● **Problem**:
Give a verbatim repeat of the lines that run from the line containing "Output a JSON" to the end of the data below.

● **Dataset excerpts**:
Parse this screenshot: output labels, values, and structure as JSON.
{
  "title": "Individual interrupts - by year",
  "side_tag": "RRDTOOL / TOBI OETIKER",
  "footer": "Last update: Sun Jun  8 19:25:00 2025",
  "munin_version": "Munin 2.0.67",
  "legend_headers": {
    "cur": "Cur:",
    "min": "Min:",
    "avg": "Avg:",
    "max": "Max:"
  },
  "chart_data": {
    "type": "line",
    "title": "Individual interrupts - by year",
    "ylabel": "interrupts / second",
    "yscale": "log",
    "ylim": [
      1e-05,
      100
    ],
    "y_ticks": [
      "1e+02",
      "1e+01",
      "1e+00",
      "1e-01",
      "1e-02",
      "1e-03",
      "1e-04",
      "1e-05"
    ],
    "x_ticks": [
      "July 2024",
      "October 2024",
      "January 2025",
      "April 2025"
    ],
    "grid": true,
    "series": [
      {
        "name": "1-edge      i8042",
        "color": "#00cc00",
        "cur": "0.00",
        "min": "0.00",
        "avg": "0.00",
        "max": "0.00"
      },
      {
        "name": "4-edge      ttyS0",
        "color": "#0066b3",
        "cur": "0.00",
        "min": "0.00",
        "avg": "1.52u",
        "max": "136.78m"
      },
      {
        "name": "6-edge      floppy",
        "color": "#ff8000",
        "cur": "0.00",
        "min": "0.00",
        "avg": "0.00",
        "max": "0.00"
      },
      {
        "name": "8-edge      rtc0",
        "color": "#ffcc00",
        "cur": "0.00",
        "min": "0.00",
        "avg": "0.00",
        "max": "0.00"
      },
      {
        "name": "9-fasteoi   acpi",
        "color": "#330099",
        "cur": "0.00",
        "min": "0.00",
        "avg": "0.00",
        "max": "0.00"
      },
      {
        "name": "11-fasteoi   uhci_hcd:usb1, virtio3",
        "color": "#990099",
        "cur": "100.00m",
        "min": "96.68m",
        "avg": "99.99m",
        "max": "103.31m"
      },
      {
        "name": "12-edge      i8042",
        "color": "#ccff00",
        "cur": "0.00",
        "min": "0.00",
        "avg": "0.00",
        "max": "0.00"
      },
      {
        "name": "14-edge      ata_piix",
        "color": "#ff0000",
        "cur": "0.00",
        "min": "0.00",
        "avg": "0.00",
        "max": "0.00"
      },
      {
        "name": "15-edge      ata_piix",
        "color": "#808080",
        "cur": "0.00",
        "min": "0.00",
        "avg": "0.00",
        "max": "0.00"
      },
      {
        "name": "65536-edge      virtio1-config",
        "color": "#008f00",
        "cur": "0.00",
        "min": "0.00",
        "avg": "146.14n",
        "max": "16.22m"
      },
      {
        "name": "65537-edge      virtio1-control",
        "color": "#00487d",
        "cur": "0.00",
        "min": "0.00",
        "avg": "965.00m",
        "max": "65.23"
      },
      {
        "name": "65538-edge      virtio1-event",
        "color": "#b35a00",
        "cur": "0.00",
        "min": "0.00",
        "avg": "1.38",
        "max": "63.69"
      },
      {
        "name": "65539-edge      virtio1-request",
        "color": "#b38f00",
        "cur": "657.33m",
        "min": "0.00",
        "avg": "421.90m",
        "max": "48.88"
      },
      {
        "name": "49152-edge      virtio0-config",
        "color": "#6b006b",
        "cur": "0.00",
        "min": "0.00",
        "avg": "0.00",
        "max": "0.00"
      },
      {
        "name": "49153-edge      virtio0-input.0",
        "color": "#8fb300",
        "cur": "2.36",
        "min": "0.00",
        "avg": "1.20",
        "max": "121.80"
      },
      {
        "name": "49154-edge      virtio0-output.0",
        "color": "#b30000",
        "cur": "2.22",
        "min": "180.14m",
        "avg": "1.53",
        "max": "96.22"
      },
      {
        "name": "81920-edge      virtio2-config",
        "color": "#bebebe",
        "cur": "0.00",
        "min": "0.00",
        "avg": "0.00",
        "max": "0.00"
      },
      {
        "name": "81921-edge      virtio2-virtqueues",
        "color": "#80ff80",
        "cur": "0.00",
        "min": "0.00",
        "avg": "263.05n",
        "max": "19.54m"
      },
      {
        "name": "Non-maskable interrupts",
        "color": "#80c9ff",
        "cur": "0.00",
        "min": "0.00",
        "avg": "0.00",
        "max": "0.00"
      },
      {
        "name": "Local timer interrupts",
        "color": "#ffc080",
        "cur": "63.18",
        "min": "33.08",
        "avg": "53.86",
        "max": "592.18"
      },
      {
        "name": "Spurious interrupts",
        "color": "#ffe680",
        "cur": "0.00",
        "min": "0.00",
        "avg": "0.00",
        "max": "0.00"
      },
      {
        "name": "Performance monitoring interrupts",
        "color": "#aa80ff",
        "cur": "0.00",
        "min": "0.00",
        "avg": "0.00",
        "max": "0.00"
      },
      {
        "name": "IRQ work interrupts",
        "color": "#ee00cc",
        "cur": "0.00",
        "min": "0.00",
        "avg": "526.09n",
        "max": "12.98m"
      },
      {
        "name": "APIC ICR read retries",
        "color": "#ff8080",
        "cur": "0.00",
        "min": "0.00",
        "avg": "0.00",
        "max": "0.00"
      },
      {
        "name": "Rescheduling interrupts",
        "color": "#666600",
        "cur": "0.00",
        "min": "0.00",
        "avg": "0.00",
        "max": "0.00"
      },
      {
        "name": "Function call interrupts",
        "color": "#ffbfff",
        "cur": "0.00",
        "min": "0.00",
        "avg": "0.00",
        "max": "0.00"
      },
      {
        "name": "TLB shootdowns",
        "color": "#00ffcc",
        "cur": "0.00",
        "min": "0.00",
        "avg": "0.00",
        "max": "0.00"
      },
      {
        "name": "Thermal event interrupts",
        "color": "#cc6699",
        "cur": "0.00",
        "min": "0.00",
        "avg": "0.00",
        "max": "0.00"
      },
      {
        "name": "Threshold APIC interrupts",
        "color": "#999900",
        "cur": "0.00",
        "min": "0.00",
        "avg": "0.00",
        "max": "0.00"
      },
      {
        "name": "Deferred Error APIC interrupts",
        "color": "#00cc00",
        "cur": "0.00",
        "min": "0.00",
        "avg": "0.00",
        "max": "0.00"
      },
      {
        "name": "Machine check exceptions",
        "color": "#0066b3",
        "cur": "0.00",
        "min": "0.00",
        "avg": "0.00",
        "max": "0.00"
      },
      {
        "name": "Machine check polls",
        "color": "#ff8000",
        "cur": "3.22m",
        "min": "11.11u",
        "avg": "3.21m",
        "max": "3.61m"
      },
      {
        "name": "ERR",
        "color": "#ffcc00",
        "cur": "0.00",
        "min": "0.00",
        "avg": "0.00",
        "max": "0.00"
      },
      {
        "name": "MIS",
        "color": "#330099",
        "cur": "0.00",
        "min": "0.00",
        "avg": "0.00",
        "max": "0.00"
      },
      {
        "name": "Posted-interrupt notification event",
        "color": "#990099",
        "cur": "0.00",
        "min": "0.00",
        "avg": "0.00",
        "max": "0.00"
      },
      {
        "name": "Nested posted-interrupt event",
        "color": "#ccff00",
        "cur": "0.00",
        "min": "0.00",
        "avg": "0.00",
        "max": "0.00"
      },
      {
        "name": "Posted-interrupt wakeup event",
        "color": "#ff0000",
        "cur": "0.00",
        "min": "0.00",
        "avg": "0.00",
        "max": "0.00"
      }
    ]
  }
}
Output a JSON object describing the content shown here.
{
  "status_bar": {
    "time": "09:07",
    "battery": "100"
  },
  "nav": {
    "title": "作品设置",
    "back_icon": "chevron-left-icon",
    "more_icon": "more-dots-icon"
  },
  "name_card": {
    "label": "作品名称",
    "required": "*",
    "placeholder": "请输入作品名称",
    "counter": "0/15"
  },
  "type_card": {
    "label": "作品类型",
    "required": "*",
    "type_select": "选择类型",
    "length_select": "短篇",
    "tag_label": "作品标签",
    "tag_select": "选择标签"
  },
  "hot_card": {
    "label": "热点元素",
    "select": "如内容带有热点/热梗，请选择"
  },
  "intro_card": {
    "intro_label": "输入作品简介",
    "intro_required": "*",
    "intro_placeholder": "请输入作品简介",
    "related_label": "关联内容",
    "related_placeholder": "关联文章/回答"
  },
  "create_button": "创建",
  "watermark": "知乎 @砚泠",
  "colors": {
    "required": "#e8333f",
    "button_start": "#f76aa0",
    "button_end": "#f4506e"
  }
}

● **Result**:
Output a JSON object describing the content shown here.
{
  "status_bar": {
    "time": "09:07",
    "battery": "100"
  },
  "nav": {
    "title": "作品设置",
    "back_icon": "chevron-left-icon",
    "more_icon": "more-dots-icon"
  },
  "name_card": {
    "label": "作品名称",
    "required": "*",
    "placeholder": "请输入作品名称",
    "counter": "0/15"
  },
  "type_card": {
    "label": "作品类型",
    "required": "*",
    "type_select": "选择类型",
    "length_select": "短篇",
    "tag_label": "作品标签",
    "tag_select": "选择标签"
  },
  "hot_card": {
    "label": "热点元素",
    "select": "如内容带有热点/热梗，请选择"
  },
  "intro_card": {
    "intro_label": "输入作品简介",
    "intro_required": "*",
    "intro_placeholder": "请输入作品简介",
    "related_label": "关联内容",
    "related_placeholder": "关联文章/回答"
  },
  "create_button": "创建",
  "watermark": "知乎 @砚泠",
  "colors": {
    "required": "#e8333f",
    "button_start": "#f76aa0",
    "button_end": "#f4506e"
  }
}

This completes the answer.